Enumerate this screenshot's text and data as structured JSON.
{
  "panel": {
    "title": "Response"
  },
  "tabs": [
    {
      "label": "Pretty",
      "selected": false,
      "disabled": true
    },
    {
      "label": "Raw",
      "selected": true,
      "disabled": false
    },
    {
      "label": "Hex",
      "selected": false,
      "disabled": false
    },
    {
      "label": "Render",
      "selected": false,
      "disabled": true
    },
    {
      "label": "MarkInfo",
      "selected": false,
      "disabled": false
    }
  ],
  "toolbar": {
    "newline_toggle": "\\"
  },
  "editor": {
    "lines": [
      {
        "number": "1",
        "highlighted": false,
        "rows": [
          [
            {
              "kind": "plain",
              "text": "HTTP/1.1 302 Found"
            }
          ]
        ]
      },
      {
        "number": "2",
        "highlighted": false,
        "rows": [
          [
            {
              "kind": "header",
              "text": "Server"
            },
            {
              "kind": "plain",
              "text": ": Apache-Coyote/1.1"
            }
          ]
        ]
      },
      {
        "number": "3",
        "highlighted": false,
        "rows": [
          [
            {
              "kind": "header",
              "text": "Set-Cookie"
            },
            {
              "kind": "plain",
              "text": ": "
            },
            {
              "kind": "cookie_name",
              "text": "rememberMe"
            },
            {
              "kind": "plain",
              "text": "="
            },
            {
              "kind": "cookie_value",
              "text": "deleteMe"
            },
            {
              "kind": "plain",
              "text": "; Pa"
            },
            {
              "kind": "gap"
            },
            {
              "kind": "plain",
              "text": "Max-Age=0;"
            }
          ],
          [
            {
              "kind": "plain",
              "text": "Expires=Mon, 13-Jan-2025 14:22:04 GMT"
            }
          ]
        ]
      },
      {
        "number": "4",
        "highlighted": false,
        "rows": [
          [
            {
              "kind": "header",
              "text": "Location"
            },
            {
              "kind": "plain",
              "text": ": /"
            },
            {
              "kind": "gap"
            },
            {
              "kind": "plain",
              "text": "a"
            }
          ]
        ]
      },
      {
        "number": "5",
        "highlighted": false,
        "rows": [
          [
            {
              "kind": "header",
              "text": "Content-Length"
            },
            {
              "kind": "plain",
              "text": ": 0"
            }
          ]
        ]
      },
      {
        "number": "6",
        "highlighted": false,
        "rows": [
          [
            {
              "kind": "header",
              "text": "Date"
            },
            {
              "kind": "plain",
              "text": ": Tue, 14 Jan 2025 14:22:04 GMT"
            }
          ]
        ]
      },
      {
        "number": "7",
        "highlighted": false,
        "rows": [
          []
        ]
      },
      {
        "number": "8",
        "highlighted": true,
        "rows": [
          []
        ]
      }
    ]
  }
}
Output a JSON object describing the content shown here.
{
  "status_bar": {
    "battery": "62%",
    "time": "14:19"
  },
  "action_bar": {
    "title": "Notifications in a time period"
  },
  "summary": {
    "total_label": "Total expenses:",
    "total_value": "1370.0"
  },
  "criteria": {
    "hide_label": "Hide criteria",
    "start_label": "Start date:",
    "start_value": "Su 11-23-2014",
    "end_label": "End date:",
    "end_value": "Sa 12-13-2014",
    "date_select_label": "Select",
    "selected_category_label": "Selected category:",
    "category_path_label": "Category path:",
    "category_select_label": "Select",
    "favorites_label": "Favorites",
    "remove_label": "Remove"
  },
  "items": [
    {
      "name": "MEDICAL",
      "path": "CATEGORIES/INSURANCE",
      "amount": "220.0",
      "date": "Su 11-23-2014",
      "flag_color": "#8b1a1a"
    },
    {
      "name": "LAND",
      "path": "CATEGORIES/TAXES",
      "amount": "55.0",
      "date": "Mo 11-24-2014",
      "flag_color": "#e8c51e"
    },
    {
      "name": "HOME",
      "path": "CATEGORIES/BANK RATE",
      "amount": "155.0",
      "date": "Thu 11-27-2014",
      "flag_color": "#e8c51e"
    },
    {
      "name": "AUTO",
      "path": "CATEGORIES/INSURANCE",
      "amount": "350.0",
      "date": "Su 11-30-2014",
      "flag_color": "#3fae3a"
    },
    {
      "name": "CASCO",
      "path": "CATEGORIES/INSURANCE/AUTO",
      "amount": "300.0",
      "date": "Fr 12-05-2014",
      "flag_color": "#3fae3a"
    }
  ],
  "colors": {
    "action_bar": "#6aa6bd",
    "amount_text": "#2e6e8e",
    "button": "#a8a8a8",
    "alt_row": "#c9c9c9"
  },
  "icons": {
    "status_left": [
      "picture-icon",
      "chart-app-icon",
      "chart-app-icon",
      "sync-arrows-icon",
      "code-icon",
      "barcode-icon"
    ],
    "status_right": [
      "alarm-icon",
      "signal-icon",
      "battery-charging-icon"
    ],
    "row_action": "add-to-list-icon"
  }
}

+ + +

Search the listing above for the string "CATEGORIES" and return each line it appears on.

      "path": "CATEGORIES/INSURANCE",
      "path": "CATEGORIES/TAXES",
      "path": "CATEGORIES/BANK RATE",
      "path": "CATEGORIES/INSURANCE",
      "path": "CATEGORIES/INSURANCE/AUTO",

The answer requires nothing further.